I would raise one issue about the OASIS-5 study: They only report a bivariate Cox proportional hazards model, with the treatment group as the only covariate. They could have easily controlled for other risk factors, such as the baseline creatinine level, prior use of unfractionated heparin, age, or the presence or absence of a catheterization laboratory at the facility. Instead, many of these factors were examined in individual subgroup analyses. I don’t know that including these factors in a multivariate analysis would have changed the results, but I would have suggested putting a multivariate analysis in the main analysis. This would have prevented giving ammunition to critics who love to question subgroup analyses.

But that’s quite minor, and I’d say Dr. Clark’s criticisms, while well taken, are more of a technicality than something that will discredit the OASIS-5 data. That being said, I’d much rather that everyone in Dr. Clark’s position subject every study that might have prescribing or formulary implications to this kind of skeptical inquiry. Let drug reps, or the investigators themselves, answer these kinds of questions.

A Question of Context

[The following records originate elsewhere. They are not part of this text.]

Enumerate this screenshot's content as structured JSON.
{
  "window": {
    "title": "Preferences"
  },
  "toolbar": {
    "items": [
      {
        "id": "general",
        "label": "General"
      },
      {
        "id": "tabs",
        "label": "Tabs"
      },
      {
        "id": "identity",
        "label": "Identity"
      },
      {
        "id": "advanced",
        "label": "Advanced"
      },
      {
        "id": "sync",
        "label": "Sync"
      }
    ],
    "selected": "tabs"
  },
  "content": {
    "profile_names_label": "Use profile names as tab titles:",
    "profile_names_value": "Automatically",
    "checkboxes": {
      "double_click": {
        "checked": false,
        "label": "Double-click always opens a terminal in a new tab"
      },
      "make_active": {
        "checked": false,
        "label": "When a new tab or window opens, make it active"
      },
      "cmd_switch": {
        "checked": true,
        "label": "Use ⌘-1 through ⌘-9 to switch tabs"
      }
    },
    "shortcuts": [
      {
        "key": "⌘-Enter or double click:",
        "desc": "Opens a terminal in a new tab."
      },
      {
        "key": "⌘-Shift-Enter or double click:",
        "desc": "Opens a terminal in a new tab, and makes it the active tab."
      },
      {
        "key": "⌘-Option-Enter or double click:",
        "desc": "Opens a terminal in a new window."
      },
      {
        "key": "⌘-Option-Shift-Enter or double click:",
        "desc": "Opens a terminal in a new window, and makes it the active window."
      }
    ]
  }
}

What does all this mean for fondaparinux? It always helps to look at the context, so I looked for other studies involving fondaparinux or enoxaparin and bleeding. In a somewhat related study (N Engl J Med 2006;355:2203-2216), patients with acute coronary syndromes who were receiving heparin or enoxaparin plus glycoprotein IIb/IIIa inhibitors had a 5.7% risk of major bleeding complications compared with 3.0% bivalirudin, a thrombin inhibitor.

More to the point, the publication of the OASIS-5 data actually followed the release of data from OASIS-6 (JAMA 2006; 295:1519-1530). That study compared fondaparinux to either placebo or unfractionated heparin, depending on the patient’s particular clinical scenario, in patients with ST-segment elevation MI (STEMI). It showed that in patients with STEMI, particularly those who didn’t undergo primary stenting, fondaparinux reduced mortality and subsequent MIs within 30 days without an increase in bleeding and strokes.

So, I’d say the news is pretty good for fondaparinux, and wouldn’t be surprised if the FDA approved it for use in acute coronary syndromes fairly soon. Thanks for the question, Dr. Clark—and if anyone has others, send them along!


1. Yusuf S, Mehta S, Chrolavicius S, et al. Comparison of fondaparinux and enoxaparin in acute coronary syndromes. N Engl J Med 2006; 354:1464-1476.

Ivan Oransky, MD, is deputy editor of The Scientist and a frequent contributor to The Lancet. He also holds appointments at New York University as clinical assistant professor of medicine and adjunct professor of journalism. Dr. Oransky thanks Howard Barkan, a biostatistician and research methodologist in the Department of Surgery, Kaiser Permanente, Oakland, California, for his assistance.